- On all IDs the serial number should be printed by letter-press.
- When someone dies the corner of the ID card is chopped off and the ID is returned to the family. (ibid.)
Correspondence received from the Canadian Embassy in Jordan indicates that "singlehood" certificates are issued only by churches and are not a reliable form of identification (Canada 27 Mar. 2008). The Refugee Coordinator at the Canadian Embassy in Jordan indicated that she had never encountered a "singlehood" certificate issued by a mosque (ibid. 30 Mar. 2008). No further information on the issuance and format of "singlehood" certificates could be found among the sources consulted by the Research Directorate within the time constraints of this Response.
This Response was prepared after researching publicly accessible information currently available to the Research Directorate within time constraints. This Response is not, and does not purport to be, conclusive as to the merit of any particular claim for refugee protection. Please find below the list of additional sources consulted in researching this Information Request.
Canada. 20 April 2008. Canadian Embassy in Jordan. Correspondence received from a refugee coordinator.
_____. 8 April 2008. Canadian Embassy in Jordan. Correspondence received from a refugee coordinator.
_____. 30 March 2008. Canadian Embassy in Jordan. Correspondence received from a refugee coordinator.
_____. 27 March 2008. Canadian Embassy in Jordan. Correspondence received from a refugee coordinator.
_____. 20 February 2008. Canadian Embassy in Jordan. "Canada in Jordan."
Identity Plastic Print, Ltd. N.d. "Definition of Kinegram."
United Kingdom (UK). 8 January 2008. Border and Immigration Agency. Country of Origin Information Report: Iraq.
United Nations (UN). September 2007. Office of the UN High Commissioner for Refugees (UNHCR). Governorate Assessment Report: Dahuk Governorate.
_____. October 2005. Office of the UN High Commissioner for Refugees (UNHCR). Country of Origin Information: Iraq.
United States (US). N.d. Department of State. "Iraq Reciprocity Schedule."
Additional Sources Consulted
Oral sources: The Embassy of the Republic of Iraq in Ottawa did not respond to requests for information within the time constraints of this Response.
Internet sites, including: Council on Foreign Relations (US), European Country of Origin Information Network (ecoi.net), Keesings Reference Systems.
Canada. N.d.a. Canadian Embassy in Jordan. Sample of an Iraqi birth certificate sent by a refugee coordinator, 1 p.

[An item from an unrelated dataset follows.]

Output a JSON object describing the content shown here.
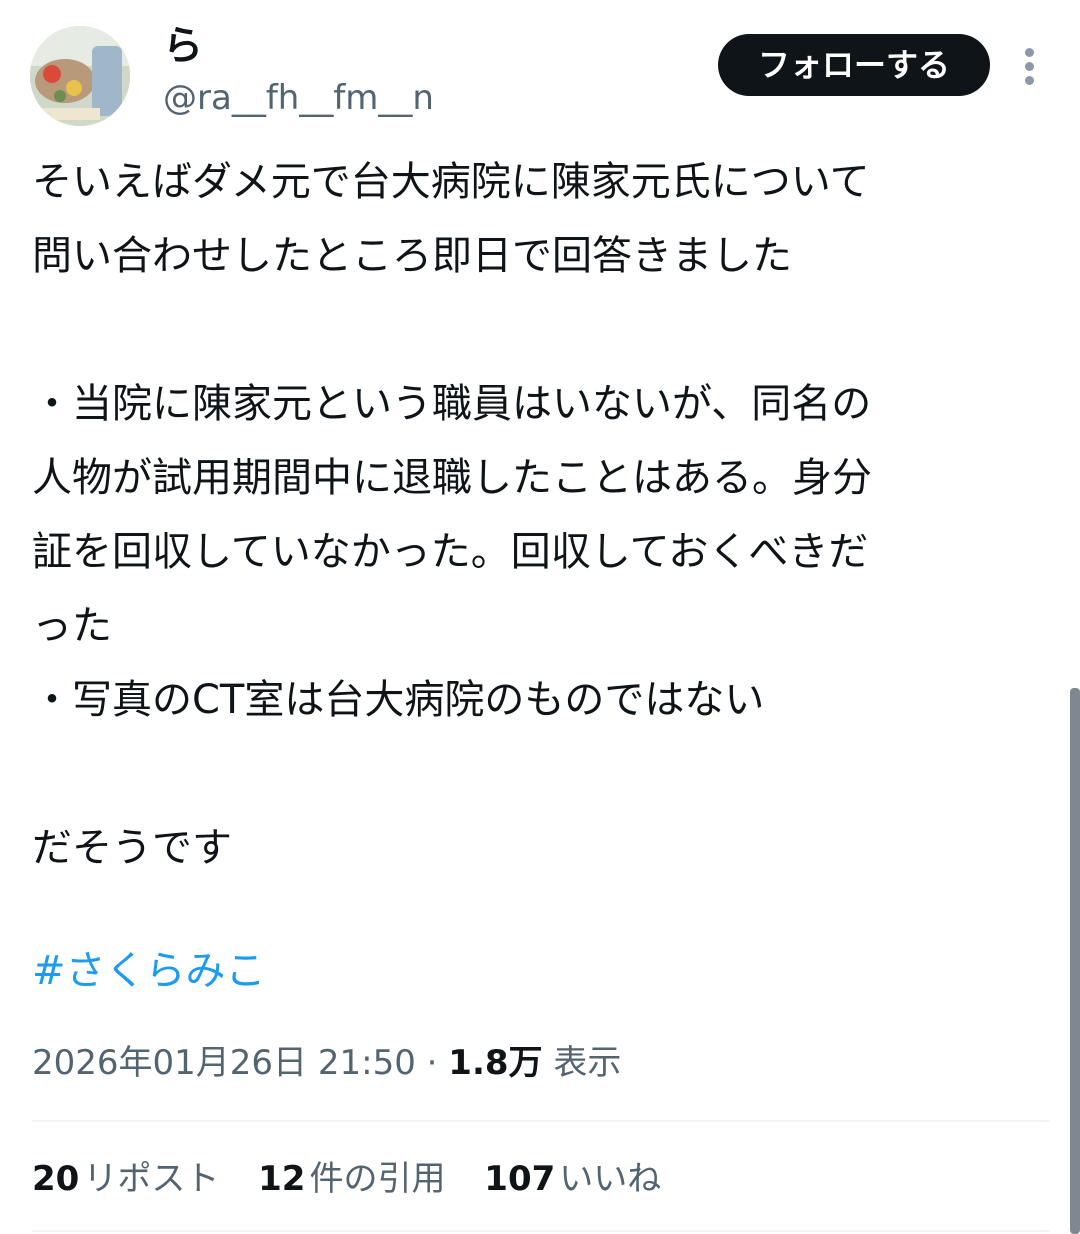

_____. N.d.b. Canadian Embassy in Jordan. Sample of a pre-2005 Iraqi ID Card sent by a refugee coordinator, 2 pp.
_____. N.d.c. Canadian Embassy in Jordan. Sample of the Iraqi ID Card introduced in mid-2005 sent by a refugee coordinator, 1 p.